(Data records for software interfaces)
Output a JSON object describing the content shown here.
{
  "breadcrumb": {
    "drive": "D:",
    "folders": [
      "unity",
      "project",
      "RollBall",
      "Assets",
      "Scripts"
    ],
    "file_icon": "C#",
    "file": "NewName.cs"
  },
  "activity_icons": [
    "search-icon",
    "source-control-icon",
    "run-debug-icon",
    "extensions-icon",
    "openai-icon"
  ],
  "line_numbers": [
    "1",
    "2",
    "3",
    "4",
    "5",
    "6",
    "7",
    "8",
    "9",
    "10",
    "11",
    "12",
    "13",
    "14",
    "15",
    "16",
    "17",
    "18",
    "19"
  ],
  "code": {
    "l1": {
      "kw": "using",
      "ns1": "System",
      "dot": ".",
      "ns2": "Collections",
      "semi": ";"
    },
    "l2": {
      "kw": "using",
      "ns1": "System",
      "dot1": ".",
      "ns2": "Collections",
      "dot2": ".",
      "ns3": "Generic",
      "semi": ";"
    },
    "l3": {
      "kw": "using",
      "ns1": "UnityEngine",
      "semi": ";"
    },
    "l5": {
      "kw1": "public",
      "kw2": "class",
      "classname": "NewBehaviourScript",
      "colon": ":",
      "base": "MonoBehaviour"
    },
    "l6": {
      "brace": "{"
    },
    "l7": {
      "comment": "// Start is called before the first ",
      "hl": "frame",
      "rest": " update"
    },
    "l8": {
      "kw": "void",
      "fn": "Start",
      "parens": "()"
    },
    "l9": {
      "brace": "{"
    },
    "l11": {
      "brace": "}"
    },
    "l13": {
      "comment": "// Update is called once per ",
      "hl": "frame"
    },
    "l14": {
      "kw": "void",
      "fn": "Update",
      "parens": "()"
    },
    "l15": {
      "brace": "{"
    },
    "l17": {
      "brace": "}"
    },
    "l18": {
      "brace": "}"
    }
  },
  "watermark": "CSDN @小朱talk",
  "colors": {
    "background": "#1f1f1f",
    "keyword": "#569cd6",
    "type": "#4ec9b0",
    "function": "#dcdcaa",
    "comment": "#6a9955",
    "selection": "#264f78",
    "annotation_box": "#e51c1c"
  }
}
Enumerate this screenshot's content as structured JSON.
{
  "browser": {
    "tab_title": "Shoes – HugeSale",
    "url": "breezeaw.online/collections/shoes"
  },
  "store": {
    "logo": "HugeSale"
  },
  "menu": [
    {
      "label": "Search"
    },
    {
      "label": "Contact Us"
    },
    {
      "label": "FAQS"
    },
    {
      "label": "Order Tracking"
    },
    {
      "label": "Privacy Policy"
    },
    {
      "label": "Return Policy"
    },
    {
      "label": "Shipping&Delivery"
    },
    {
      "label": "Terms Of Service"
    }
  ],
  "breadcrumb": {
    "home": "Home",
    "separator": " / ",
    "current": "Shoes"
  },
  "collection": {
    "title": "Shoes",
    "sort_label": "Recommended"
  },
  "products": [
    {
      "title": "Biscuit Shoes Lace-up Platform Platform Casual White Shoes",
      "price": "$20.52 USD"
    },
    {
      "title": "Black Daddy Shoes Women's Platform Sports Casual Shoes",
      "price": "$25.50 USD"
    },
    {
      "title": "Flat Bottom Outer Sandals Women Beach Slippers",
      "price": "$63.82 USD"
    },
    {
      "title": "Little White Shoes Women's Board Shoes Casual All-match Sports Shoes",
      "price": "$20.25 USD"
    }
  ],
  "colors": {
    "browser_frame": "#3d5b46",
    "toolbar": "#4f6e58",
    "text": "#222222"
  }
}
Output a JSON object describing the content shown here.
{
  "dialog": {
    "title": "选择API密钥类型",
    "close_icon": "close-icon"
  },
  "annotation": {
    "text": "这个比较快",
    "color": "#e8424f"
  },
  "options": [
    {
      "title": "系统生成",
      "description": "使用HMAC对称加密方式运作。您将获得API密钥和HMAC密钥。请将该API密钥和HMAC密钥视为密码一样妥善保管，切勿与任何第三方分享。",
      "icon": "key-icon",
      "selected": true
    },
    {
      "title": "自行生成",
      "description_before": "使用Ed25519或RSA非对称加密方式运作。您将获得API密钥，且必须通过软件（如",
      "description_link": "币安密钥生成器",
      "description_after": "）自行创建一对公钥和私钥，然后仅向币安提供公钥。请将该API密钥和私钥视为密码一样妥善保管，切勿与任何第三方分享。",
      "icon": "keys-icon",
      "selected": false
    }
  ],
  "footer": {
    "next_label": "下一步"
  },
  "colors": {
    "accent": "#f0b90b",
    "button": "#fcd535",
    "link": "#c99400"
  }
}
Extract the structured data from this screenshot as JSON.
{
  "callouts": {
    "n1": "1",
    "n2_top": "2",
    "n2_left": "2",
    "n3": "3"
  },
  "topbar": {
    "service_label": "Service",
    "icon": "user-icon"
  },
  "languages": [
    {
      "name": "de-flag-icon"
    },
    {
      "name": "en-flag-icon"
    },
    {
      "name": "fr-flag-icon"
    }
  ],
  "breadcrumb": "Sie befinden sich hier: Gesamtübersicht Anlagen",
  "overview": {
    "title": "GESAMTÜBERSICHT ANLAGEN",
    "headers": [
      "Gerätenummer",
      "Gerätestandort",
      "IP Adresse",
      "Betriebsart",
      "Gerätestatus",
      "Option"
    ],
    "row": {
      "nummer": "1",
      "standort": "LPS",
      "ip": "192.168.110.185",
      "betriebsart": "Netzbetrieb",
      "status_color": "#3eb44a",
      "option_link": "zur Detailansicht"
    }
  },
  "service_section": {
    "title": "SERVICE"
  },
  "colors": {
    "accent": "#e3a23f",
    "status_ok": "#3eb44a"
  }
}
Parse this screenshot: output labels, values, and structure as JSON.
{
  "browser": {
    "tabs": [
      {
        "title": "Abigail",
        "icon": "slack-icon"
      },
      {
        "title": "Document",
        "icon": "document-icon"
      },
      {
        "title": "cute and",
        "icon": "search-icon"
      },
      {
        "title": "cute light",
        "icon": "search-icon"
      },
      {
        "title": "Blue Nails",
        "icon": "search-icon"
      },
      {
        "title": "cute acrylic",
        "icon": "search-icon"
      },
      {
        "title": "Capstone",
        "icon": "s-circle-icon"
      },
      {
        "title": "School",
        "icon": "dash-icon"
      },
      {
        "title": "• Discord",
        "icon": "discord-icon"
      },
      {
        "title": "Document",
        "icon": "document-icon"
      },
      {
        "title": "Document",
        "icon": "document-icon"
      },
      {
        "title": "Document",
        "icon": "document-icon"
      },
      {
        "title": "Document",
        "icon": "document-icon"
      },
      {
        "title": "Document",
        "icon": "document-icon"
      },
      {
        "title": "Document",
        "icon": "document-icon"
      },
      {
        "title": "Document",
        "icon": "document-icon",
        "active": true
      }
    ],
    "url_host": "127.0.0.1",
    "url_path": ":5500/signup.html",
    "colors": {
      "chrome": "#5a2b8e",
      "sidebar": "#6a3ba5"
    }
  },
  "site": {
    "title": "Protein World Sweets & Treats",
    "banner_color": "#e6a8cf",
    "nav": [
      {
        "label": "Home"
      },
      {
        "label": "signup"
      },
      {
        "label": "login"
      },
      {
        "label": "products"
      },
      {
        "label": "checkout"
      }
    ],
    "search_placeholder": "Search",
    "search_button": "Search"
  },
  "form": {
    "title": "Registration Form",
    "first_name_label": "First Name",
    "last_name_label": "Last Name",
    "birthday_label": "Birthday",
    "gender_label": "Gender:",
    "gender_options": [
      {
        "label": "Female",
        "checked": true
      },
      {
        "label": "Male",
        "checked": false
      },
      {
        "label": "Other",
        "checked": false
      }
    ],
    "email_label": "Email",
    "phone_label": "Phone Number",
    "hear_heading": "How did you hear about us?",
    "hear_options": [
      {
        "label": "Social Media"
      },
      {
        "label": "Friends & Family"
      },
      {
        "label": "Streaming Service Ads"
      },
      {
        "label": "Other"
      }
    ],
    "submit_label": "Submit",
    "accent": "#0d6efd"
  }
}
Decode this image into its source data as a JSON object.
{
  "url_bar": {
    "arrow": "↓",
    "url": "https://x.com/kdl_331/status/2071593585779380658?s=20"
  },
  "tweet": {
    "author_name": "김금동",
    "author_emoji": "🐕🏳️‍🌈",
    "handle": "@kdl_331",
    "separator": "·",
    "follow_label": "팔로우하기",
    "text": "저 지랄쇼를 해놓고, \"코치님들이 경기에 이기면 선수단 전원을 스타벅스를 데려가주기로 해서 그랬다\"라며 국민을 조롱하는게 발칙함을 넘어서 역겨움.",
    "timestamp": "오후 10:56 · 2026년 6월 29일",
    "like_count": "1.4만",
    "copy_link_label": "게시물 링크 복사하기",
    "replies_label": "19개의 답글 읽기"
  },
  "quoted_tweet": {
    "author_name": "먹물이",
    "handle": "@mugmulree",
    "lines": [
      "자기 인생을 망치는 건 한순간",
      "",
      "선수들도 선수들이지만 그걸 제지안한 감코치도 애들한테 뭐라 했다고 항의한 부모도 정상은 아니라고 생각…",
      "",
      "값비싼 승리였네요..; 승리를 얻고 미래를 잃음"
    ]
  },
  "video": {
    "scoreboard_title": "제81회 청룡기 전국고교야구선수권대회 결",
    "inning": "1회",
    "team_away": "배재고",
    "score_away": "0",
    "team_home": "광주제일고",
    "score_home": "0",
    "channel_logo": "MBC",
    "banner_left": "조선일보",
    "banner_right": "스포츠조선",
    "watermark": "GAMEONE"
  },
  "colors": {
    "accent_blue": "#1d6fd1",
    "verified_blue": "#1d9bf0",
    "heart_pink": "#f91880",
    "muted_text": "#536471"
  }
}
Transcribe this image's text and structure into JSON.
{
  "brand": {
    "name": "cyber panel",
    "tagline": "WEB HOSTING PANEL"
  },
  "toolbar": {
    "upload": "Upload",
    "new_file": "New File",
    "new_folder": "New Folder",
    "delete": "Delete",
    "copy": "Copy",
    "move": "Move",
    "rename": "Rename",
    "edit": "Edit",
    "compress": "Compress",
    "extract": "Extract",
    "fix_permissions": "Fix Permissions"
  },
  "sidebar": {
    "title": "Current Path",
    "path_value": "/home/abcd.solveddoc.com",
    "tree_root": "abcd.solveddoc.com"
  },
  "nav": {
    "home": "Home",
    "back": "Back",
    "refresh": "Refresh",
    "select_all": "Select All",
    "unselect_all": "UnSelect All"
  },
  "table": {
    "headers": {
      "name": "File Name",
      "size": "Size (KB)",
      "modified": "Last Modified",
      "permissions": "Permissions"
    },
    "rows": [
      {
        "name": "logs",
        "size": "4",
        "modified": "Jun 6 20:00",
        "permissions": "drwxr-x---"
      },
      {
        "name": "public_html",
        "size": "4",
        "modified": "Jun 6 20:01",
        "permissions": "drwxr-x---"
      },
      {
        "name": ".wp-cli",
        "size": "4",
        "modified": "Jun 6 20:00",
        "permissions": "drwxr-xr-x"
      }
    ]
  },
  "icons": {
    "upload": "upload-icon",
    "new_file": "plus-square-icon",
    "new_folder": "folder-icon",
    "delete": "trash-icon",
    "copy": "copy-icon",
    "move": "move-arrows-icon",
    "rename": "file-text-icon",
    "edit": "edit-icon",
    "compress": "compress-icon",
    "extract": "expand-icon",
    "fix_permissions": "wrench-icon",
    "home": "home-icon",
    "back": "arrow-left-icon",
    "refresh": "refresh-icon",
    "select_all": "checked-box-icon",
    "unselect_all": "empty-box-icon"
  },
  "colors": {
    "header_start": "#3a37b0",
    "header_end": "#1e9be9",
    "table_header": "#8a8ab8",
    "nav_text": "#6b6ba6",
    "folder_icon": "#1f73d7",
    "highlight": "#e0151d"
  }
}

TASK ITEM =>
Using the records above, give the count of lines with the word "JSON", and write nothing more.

REPLY TO THE EXERCISE =>
7